We tend to separate the two, and have generally been taught that the former — even without the latter — is a “good” thing. Our grade school teachers certainly repetitively pounded it into our thick skulls; and higher academia relies upon the belief that knowledge, “in and of itself”, is a valuable thing. Application — or utility — is of the “business” world, and for academicians, somewhat sullies the purity of knowledge.
Perhaps it began with Plato — on the other hand, doesn’t all of Western Civilization begin with Plato (and by fiat, Socrates)? Knowledge of the Forms; the metaphor of the famous “Cave”; the conceptual ideal of the purity of ideas; the Socratic method of questioning for the sake of attaining wisdom — all of it, without the worth based upon application or utility.

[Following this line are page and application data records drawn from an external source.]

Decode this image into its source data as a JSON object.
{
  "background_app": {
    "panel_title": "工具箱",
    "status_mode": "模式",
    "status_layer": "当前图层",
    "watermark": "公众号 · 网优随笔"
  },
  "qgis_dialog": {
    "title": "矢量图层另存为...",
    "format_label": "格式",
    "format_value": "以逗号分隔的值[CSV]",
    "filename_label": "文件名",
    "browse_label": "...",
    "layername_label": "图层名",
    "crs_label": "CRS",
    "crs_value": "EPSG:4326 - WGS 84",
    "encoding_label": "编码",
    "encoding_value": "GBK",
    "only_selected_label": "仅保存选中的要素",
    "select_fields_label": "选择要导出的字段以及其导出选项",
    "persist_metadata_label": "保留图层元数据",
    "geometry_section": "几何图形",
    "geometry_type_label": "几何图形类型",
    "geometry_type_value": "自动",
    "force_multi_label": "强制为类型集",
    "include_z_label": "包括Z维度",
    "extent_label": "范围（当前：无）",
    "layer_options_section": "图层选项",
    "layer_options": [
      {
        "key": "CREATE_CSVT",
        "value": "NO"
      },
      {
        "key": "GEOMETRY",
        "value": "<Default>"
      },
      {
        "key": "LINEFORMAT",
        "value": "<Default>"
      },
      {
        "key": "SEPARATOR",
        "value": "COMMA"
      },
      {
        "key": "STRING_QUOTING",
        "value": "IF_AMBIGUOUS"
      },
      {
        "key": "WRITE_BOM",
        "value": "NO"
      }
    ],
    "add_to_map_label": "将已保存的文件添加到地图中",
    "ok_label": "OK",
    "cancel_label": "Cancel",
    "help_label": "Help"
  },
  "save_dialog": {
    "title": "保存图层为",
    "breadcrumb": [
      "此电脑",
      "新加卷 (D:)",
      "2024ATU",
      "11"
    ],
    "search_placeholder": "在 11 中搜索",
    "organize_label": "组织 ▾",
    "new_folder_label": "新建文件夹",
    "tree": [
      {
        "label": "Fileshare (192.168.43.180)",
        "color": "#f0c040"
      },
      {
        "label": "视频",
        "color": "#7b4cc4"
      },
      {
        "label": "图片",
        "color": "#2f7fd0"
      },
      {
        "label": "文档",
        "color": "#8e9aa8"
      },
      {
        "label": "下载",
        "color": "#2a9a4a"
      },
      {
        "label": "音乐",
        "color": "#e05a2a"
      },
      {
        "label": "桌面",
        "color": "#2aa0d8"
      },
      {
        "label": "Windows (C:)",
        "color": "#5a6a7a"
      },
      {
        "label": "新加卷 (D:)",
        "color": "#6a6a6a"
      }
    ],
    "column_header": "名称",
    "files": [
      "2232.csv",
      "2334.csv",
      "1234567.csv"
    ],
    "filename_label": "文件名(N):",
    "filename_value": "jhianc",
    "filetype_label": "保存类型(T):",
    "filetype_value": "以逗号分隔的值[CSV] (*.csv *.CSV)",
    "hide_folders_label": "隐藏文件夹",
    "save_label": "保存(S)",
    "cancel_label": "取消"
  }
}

The first poor fellow who discovered a vein of gold — certainly, the beauty of the glitter must have astounded, but even with that “knowledge” of beauty, did he understand the future application of value in the commodity markets? And of those oddball individuals who love to collect bits of information — of knowledge — without any practical application — we have all met them; of people who suddenly spout statistical data just to show off their knowledge, etc.
For Federal employees and U.S. Postal workers who, because of a medical condition, need to prepare, formulate and file an effective Federal Disability Retirement application under FERS, be fully aware that both knowledge (of the laws pertaining to Federal Disability Retirement) and application (of the persuasive authority of statutes, regulations and case-law) are needed to win a Federal Disability Retirement fight against the U.S. Office of Personnel Management.
Knowledge is good; knowledge and application, in the “real” world, are better.
Contact an OPM Disability Attorney who specializes in Federal Disability Retirement Law and begin the process of not only knowing about the complex laws governing Federal Disability Retirement, but moreover, to have the powerful asset of applying that knowledge where it really counts — in the application itself.
Robert R. McGill
Lawyer exclusively representing Federal and Postal employees to secure their Federal Disability Retirement benefits under FERS from the U.S. Office of Personnel Management.